At first glance, the Government Accountability Office (GAO) rules concerning deadlines for filing bid protests may seem relatively straightforward. But looks can be deceiving. And, as a recent GAO opinion reminds us, following the timeliness rules requires careful attention to detail and a proactive approach to learning about – and acting to challenge -- the basis for the procuring agency’s actions. This is especially true if you have been excluded from the competitive range, a situation where waiting can essentially mean giving up your ability to protest.
The decision in VMD Systems Integrators, Inc. (VMD), B-412729 (March 14, 2016) involved a small business set-aside procurement for information technology, information management, communications, and multimedia services by the National Aeronautics and Space Administration (NASA). Some time after timely submitting its proposal, VMD Systems Integrators, Inc. (VMD) was informed by NASA that its proposal had not been included in the competitive range “[b]ecause of its low mission suitability score.” The notification letter informed VMD that requests for debriefings must be in accordance with FAR Parts 15.505 (Pre-award debriefing of offerors) and 15.506 (Post-award debriefing of offerors). Despite the fact that it was entitled to a pre-award debriefing under FAR 15.505, VMD elected to instead receive a post-award debriefing “in order to learn as much as possible from the debriefing process so that it might better improve its performance in future procurements.” While VMD’s stated motivation is laudable, its decision to wait for the more expansive debriefing available post-award turned out to be a major mistake.
Several days after NASA awarded the contract to another offeror, VMD received it post-award debriefing, which included debriefing slides, the source selection decision document (SSDD), and the source evaluation board’s findings with regard to its evaluation of VMD’s proposal. Significantly, the SSDD discussed strengths identified under the mission suitability factor in the proposals that were included in the competitive range. Based on this information, VMD protested, alleging among other things that the agency treated its proposal disparately from the proposals submitted by competitive-range offerors.

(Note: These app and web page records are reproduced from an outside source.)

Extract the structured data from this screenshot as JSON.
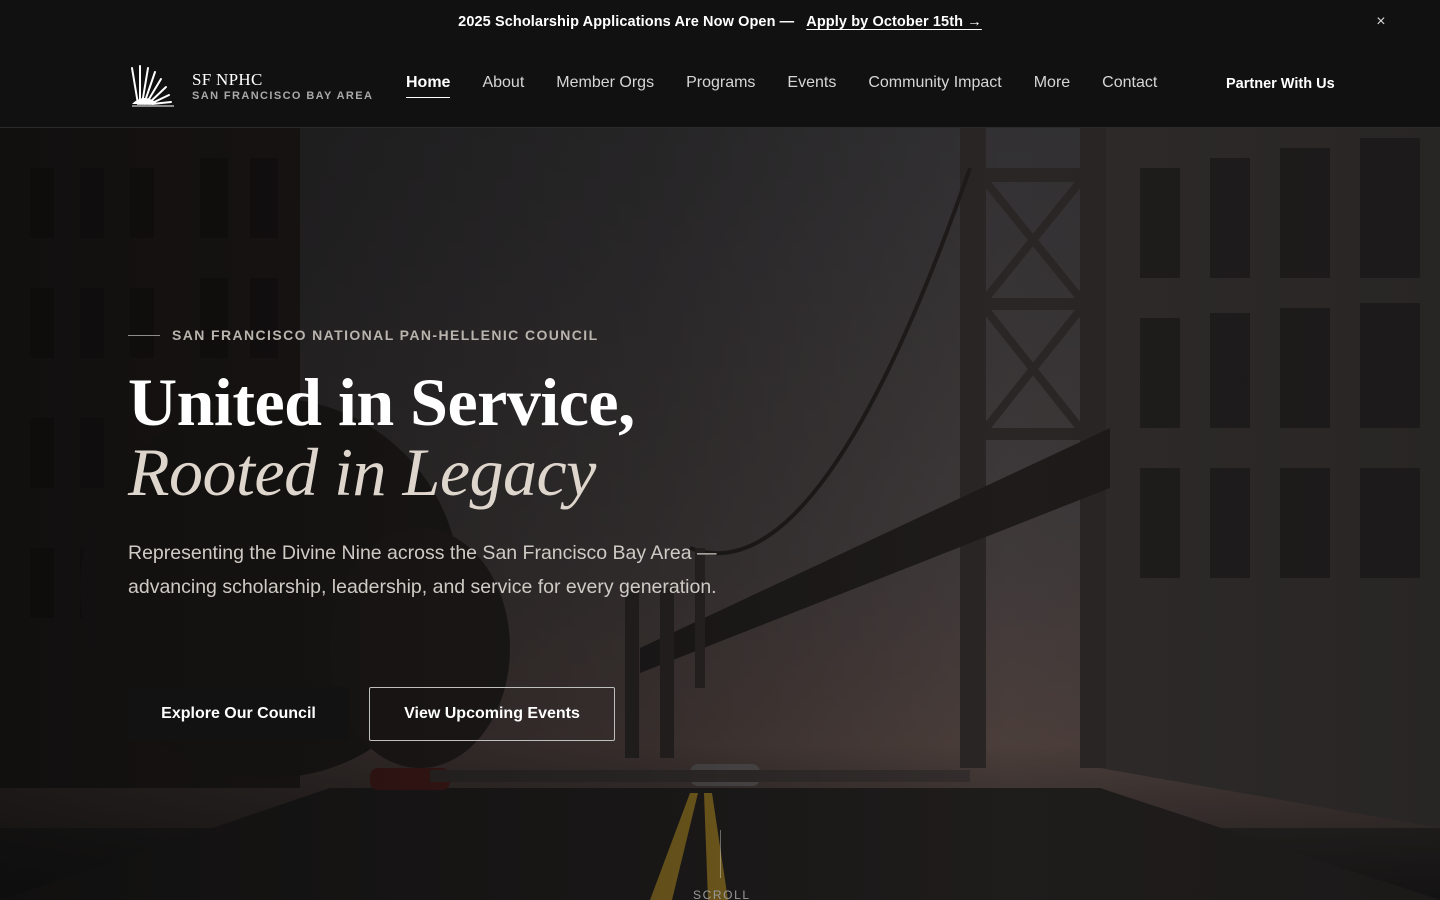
{
  "announcement": {
    "message": "2025 Scholarship Applications Are Now Open —",
    "cta": "Apply by October 15th →",
    "close_label": "×"
  },
  "header": {
    "logo": {
      "name": "SF NPHC",
      "subtitle": "SAN FRANCISCO BAY AREA",
      "icon": "sunburst-logo-icon"
    },
    "nav": [
      {
        "label": "Home",
        "active": true
      },
      {
        "label": "About"
      },
      {
        "label": "Member Orgs"
      },
      {
        "label": "Programs"
      },
      {
        "label": "Events"
      },
      {
        "label": "Community Impact"
      },
      {
        "label": "More"
      },
      {
        "label": "Contact"
      }
    ],
    "partner_label": "Partner With Us"
  },
  "hero": {
    "eyebrow": "SAN FRANCISCO NATIONAL PAN-HELLENIC COUNCIL",
    "title_line1": "United in Service,",
    "title_line2": "Rooted in Legacy",
    "lead": "Representing the Divine Nine across the San Francisco Bay Area — advancing scholarship, leadership, and service for every generation.",
    "primary_button": "Explore Our Council",
    "secondary_button": "View Upcoming Events",
    "scroll_label": "SCROLL",
    "background": "bay-bridge-photo"
  },
  "colors": {
    "bar_bg": "#111111",
    "text_primary": "#ffffff",
    "text_muted": "#cfcac4",
    "accent_italic": "#ded6cc"
  }
}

In response to the GAO’S request that it address the timeliness of the protest, NASA filed a request for dismissal arguing that the protest was untimely. As GAO noted, its bid protest rules provide that protests “other than those based on alleged solicitation improprieties, shall be filed no later than 10 days after the basis of the protest is known or should have been known, with the exception of protests challenging a procurement “under which a debriefing is requested and when requested, is required.” 4 C.F.R. § 21.2(a)(2). According to the agency, however, VMD’s decision to wait for a post-award debriefing rendered the exception based on receipt of a required debriefing inapplicable because the post-award debriefing VMD requested and received was not “required.” A contracting officer is only required to provide a post-award debriefing to an offeror excluded from the competitive range if that offeror requested but was refused a pre-award debriefing. FAR 15.505(a)(2).
VMD conceded that its debriefing was not required, but it argued that its protest grounds -- the alleged unequal treatment of proposals in the evaluation – were based on information VMD did not and could not have known until after it received the source selection decision document, which it would never have received in a pre-award protest. According to VMD, because the FAR prohibits disclosure of information about the evaluation of other offerors’ proposals in a pre-award debriefing, it could not, as a matter of law, have learned of any disparate treatment earlier, had it chosen to receive a pre-award debriefing.

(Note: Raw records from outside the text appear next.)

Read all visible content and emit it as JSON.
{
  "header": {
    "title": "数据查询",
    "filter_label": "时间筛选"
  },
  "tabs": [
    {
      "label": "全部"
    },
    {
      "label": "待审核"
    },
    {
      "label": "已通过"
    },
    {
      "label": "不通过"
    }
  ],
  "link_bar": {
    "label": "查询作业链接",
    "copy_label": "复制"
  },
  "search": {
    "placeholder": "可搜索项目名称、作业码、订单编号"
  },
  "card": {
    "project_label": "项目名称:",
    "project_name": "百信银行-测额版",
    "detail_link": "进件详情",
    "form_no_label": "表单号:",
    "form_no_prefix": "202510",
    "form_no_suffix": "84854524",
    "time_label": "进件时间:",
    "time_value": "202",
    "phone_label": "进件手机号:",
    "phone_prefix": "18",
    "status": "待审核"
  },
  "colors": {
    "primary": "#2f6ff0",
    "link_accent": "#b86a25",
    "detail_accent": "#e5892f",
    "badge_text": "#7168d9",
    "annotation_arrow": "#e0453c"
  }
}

GAO rejected this argument, finding that it “reflects a misunderstanding of [GAO] timeliness rules in this particular context.” As GAO explained, at the time of its exclusion from the competition, VMD could have requested a pre-award debriefing, from which it would have learned the results of the evaluation of its proposal and the basis for its exclusion from the competitive range. If that information had led VMD to believe that its exclusion was unreasonable, it could have protested its exclusion at that time – using that information. Instead, VMD chose to receive a post-award debriefing, which was effectively a choice not to protest its exclusion from the competitive range. But its exclusion from the competitive range meant that it was no longer an interested party for purposes of challenging the evaluation of other offers, or the award decision, even if it had received information at the post-award debriefing that it believed supported such a protest.

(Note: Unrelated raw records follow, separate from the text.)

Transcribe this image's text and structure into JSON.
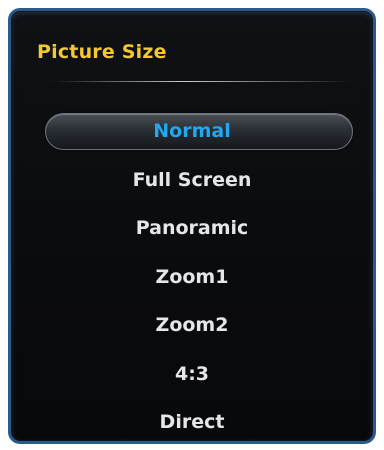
{
  "menu": {
    "title": "Picture Size",
    "options": [
      {
        "label": "Normal",
        "selected": true
      },
      {
        "label": "Full Screen",
        "selected": false
      },
      {
        "label": "Panoramic",
        "selected": false
      },
      {
        "label": "Zoom1",
        "selected": false
      },
      {
        "label": "Zoom2",
        "selected": false
      },
      {
        "label": "4:3",
        "selected": false
      },
      {
        "label": "Direct",
        "selected": false
      }
    ]
  },
  "colors": {
    "title": "#f2c930",
    "selected_text": "#21a8ef",
    "option_text": "#e6e6e6",
    "border": "#2e5a8a",
    "background": "#0a0b0d"
  }
}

Simply put, VMD’s attempt to get more information available in a later debriefing robbed it of the ability to protest its exclusion from the competitive range. It may be that VMD would not have received sufficient information during a pre-award debriefing to support a viable protest of its exclusion from the competitive range. But at least it would have had a chance. This decision makes clear that would have been better to roll the dice on requesting a required pre-award debriefing than to wait and have zero chance to prevail.